On the second Tuesday of each month, the SQL Server universe all comes together to blog about a topic. Known as T-SQL Tuesday and started by Adam Machanic (Blog | @AdamMachanic), this month’s T-SQL Tuesday topic is hosted by friend and fellow MCM Brent Ozar. The theme that Brent has chosen for this month is “SQL Server Bugs & Enhancement Requests”. Specifically, Brent wants us to visit connect.microsoft.com, find an interesting request, and blog about it. Now Brent, this is a fantastic topic for a T-SQL Tuesday. I’m really looking forward to seeing what others blog about. I plan on upvoting those I like to get the attention of the SQL Server team at Microsoft. For what it’s worth, I think that this should be a yearly event to do with T-SQL Tuesday!

My favorite connect item

The connect item that I want to blog about is one that I submitted a few months back. Now, I’ve submitted a few enhancement requests over time (see this link,) and there are two current ones that I’m really keen on. However, Brent only wants us to talk about one, so let’s explore what my favorite one is. It can be found at this link.

Track object last used data

At almost every place that I’ve worked (and many that I’ve consulted at), I’ve been asked to figure out what objects in the database are no longer being used. I’ll bet that you’ve been asked this also. While we can tell when objects were created, it’s not so easy to determine when they were last used.

Now, there are a couple of DMVs that can help us out some. Specifically, sys.dm_exec_procedure_stats will show us information about the procedures that are in the plan cache. In BOL there is some information about what this DMV does:

The view returns one row for each cached stored procedure plan, and the lifetime of the row is as long as the stored procedure remains cached.

Another DMV that can be helpful is sys.dm_exec_index_usage_stats, which shows us various types of index operations and when they were last performed. However, this data is only available as long as the database is online – when the database is shutdown or detached (or when the SQL Server service is shutdown), this data is lost.

In both of these DMVs, the data is not persisted. Now, we can persist this data by running a job every minute or so to write this information out to a table. However, this only tells us a little bit of the picture: when procedures and indexes are used. If an index is being used, then the table (or indexed view) that the index belongs to has been utilized.

What is missing is all of the other objects: triggers, functions, non-indexed views, user-defined data-types, etc. In order to look for these, you would have to get an extended event session to look at all of the sql commands going on, and then to parse the code to find out what objects are being used. Yuck.

My proposal

What I have proposed is to add two columns to sys.objects: last_used_time_user and last_used_time_system. Two columns are proposed to be consistent with how the sys.dm_exec_index_usage_stats DMV tracks usage by user or system objects. I also suggest adding these columns to sys.indexes. For sys.indexes, this could just be the max of the appropriate columns from the sys.dm_exec_index_usage_stats DMV.

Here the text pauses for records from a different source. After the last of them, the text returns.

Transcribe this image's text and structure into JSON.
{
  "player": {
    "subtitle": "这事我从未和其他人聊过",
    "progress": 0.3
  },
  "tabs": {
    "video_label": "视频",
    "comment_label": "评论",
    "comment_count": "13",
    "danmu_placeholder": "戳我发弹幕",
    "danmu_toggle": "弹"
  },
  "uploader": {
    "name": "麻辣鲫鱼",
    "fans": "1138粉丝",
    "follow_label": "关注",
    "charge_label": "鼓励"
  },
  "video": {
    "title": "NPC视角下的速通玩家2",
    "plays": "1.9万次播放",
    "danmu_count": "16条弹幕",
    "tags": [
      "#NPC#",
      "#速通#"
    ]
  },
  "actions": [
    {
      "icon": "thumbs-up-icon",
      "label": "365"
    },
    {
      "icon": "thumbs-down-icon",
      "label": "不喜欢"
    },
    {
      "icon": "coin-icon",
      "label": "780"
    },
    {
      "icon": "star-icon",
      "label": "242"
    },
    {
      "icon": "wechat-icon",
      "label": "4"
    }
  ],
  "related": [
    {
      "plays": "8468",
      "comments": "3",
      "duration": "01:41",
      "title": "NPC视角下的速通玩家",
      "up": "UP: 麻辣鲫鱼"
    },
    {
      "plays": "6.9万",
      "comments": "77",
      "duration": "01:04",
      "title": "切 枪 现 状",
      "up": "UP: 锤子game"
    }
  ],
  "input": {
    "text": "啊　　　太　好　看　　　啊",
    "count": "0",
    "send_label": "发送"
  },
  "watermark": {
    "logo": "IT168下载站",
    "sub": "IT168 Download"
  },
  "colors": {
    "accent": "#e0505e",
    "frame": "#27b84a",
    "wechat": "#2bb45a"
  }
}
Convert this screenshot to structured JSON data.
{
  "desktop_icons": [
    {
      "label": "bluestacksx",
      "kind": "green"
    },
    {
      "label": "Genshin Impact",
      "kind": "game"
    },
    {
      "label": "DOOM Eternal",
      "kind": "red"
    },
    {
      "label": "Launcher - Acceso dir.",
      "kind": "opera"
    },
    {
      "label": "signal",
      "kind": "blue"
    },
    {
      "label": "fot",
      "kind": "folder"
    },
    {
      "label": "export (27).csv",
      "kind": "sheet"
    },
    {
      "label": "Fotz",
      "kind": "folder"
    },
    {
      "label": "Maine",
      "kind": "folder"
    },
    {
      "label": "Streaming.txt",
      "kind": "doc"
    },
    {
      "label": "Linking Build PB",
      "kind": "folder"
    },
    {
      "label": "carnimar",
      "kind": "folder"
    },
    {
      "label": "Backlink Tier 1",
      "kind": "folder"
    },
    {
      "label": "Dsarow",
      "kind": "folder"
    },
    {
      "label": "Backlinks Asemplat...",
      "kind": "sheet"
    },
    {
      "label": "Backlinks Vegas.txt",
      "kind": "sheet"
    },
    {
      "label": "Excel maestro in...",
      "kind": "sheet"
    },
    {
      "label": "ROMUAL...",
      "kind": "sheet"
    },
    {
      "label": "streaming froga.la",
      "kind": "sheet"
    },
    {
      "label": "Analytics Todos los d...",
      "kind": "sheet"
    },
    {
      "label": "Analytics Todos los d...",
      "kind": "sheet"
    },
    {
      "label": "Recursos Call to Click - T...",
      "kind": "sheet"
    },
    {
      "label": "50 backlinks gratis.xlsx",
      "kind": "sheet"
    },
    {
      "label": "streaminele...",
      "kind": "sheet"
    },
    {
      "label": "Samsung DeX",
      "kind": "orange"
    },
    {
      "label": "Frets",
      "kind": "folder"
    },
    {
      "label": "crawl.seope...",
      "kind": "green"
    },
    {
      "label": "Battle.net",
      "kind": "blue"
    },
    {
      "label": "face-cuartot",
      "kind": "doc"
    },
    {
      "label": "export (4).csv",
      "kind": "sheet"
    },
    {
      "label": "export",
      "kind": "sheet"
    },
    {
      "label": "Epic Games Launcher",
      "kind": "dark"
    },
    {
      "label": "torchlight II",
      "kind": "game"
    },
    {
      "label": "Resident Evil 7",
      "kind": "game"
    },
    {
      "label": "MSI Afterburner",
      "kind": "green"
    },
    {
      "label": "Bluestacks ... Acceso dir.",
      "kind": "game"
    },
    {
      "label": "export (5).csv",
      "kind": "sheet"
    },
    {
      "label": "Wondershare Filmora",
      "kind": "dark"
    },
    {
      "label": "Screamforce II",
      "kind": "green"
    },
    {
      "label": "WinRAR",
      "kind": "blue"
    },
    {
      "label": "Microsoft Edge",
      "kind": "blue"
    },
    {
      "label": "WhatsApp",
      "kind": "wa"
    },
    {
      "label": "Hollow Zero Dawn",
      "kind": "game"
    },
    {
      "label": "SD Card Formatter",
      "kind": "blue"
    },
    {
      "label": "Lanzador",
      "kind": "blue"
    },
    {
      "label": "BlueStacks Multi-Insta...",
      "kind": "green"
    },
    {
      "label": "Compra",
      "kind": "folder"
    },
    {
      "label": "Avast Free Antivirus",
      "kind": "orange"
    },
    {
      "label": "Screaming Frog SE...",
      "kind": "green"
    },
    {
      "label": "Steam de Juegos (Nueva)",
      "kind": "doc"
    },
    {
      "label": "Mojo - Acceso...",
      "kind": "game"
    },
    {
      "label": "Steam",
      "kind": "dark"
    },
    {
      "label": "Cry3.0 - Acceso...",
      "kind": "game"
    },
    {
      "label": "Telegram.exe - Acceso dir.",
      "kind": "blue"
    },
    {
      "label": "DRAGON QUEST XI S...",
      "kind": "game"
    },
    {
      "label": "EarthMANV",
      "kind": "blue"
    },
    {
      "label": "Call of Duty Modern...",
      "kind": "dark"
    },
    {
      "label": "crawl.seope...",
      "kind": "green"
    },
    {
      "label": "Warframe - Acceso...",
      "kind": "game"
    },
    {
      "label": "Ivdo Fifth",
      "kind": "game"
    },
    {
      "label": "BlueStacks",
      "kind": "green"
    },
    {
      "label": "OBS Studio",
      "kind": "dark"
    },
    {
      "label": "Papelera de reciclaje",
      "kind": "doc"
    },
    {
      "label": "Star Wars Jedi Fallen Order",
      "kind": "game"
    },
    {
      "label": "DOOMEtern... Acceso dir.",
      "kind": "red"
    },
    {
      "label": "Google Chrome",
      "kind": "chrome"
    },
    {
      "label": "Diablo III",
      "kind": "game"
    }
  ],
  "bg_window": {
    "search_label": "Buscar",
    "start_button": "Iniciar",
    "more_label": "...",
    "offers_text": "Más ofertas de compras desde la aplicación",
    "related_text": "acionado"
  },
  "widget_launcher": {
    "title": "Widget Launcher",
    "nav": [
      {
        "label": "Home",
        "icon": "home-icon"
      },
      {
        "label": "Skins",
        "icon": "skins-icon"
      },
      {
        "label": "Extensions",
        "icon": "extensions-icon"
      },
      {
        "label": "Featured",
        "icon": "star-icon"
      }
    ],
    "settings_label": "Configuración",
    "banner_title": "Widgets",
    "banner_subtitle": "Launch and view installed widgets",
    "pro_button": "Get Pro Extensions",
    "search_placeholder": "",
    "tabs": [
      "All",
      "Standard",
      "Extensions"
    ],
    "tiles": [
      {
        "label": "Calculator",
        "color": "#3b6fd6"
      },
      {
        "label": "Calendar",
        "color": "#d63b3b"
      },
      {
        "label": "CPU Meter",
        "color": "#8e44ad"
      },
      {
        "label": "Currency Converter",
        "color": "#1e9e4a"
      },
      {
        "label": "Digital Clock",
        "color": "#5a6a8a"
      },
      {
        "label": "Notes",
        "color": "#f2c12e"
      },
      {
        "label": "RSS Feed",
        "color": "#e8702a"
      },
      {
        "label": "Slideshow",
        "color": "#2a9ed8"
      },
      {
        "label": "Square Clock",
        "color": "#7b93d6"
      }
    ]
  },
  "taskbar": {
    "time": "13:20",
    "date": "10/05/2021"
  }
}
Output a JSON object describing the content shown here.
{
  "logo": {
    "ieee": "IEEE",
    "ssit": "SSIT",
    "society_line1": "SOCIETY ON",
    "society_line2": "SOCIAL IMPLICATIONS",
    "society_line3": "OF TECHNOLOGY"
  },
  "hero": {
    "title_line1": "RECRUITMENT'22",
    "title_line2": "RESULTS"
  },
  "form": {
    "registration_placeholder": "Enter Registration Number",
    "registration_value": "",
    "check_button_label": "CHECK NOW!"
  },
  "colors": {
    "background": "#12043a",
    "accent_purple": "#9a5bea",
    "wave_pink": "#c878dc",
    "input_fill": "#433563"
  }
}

I would imagine that tracking all of this information would cause a performance hit, so this should not be on all the time. I suggest an ALTER DATABASE command (ALTER DATABASE TRACK OBJECT USAGE = ON/OFF) to control whether this information is being collected (now if they can figure out a way to do this where the overhead is minimal, just ignore this command).

Taking this further?

Would it be advantageous to know whether a column is being used in a table? Do you have a column in a table that you believe is obsolete? Have you left it in the table because you’re afraid of breaking the application somewhere? So how about adding these same columns to sys.columns? I’d suggest another ALTER DATABASE command to control whether column usage is being tracked (ALTER DATABASE TRACK COLUMN USAGE = ON/OFF).


SQL Server can make it easier for us to know whether objects (or even columns) are being used. Having this information will make it easier for us to eliminate obsolete stuff hanging around. This stuff takes up space (including backups) and increases time for maintenance.